But, as admitted by a top official in Islamabad, the more serious issue was the by-passing of the standard operating procedure to put such a call through to the President almost directly without even verifying the identity of the caller. In such a situation, the procedure is to take down the number and the message, consult the foreign ministry, involve the high commission, and then to call back on the given number. The sources said none of this was done.

As a result, the hoax call to the presidency triggered a major diplomatic crisis. Since then, the authorities have reworked the procedures by putting enough checks and filters for such high-level contacts in order to avoid embarrassment in the future.

IT Act amendments to align with European Cyber Convention

LAW : IT Act amendments to align with European Cyber Convention

BS Reporter / Hyderabad

December 04, 2008,


The proposed amendments in the legal framework of the IT Act 2006 will be in line with the European Cyber Convention, said Gulshan Rai, director-general of the Indian Computer Emergency Response Team (CERT-In).

“We are in the process of amending our legal framework to address issues posed by new technologies and new crimes being observed in the cyberspace. The Parliament standing committee has made a number of suggestions to make the legal framework of the IT Act 2006 more comprehensive. Based on the suggestions, we have made amendments in the Act. These amendments deal with data security and data privacy, identity theft, cyber terrorism, child pornography, Spam, phishing and online frauds,” he said at the Internet Governance Forum 2008 in Hyderabad on Wednesday.

Post the amendments, corporate bodies will have to implement best security practices to secure data collected by them while providing services. Any leakage of the data of their account will result in payment of compensation to the victim, he said, adding “We will be moving these amendments in the Parliament session which is being convened shortly.”

“The challenge, however, still remains in training police and judicial officials to collect, analyse and present digital evidence in courts. We are working in this direction,” he added.
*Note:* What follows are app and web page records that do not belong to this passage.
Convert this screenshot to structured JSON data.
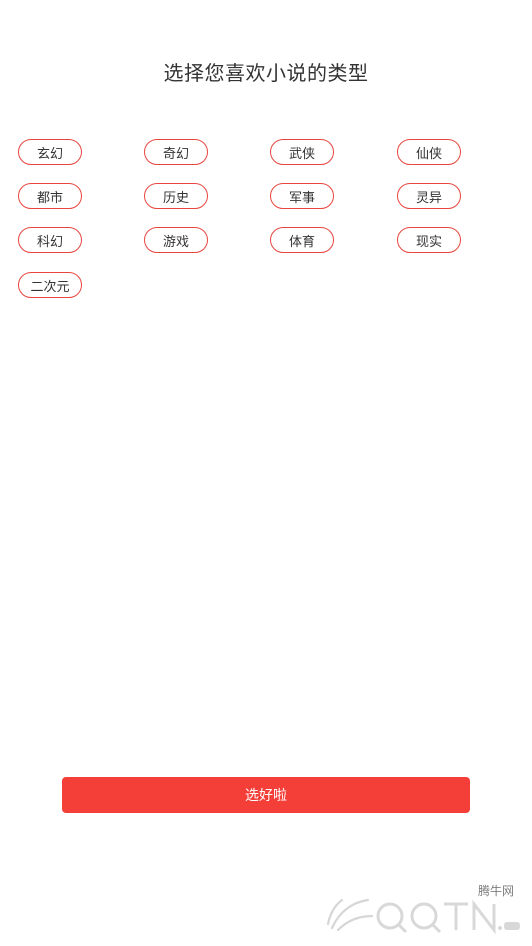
{
  "title": "选择您喜欢小说的类型",
  "genres": [
    "玄幻",
    "奇幻",
    "武侠",
    "仙侠",
    "都市",
    "历史",
    "军事",
    "灵异",
    "科幻",
    "游戏",
    "体育",
    "现实",
    "二次元"
  ],
  "confirm_label": "选好啦",
  "colors": {
    "accent": "#f43f38",
    "chip_border": "#e8463e",
    "text": "#333333"
  },
  "watermark": {
    "cn": "腾牛网",
    "logo_text": "QQTN.com",
    "icon": "watermark-logo-icon"
  }
}
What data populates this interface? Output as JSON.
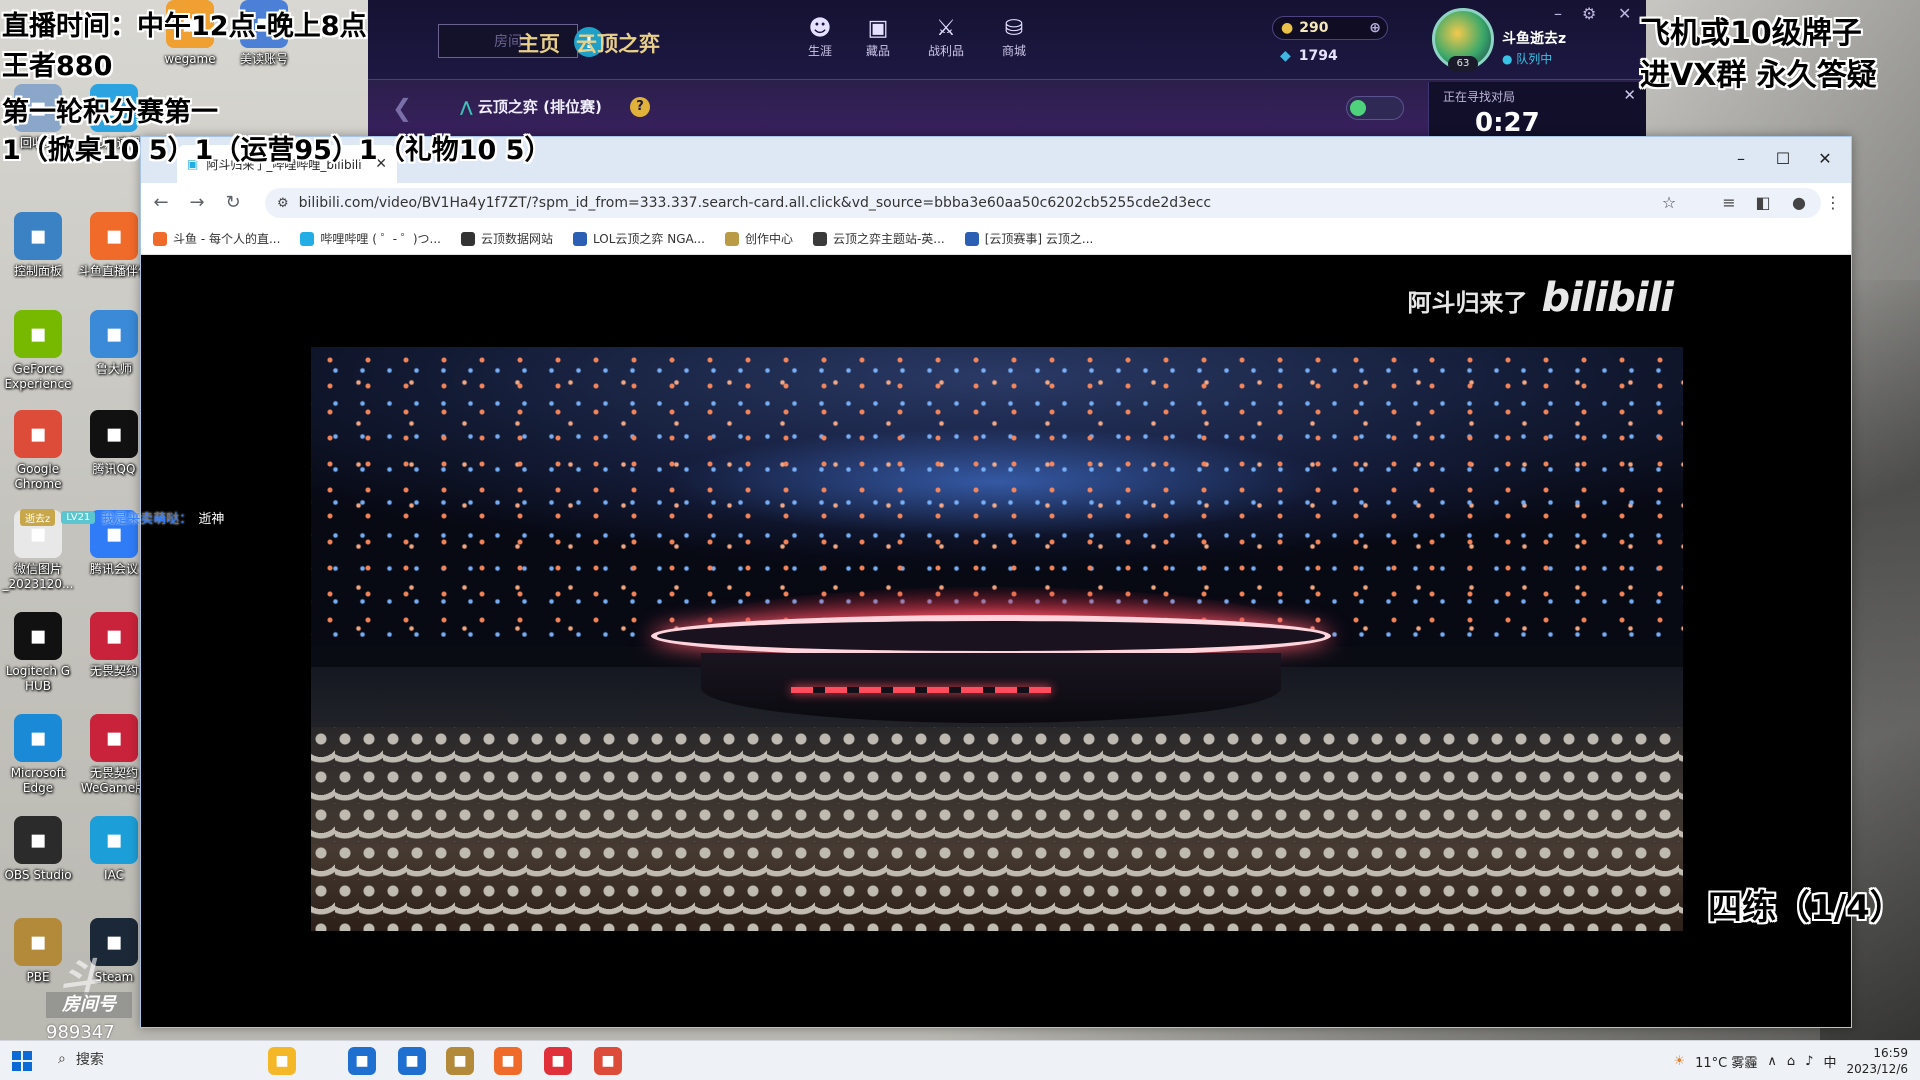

Also see-

http://www.hindu.com/2008/12/05/stories/2008120556241400.htm and


This Day in History

Thanks for your Visit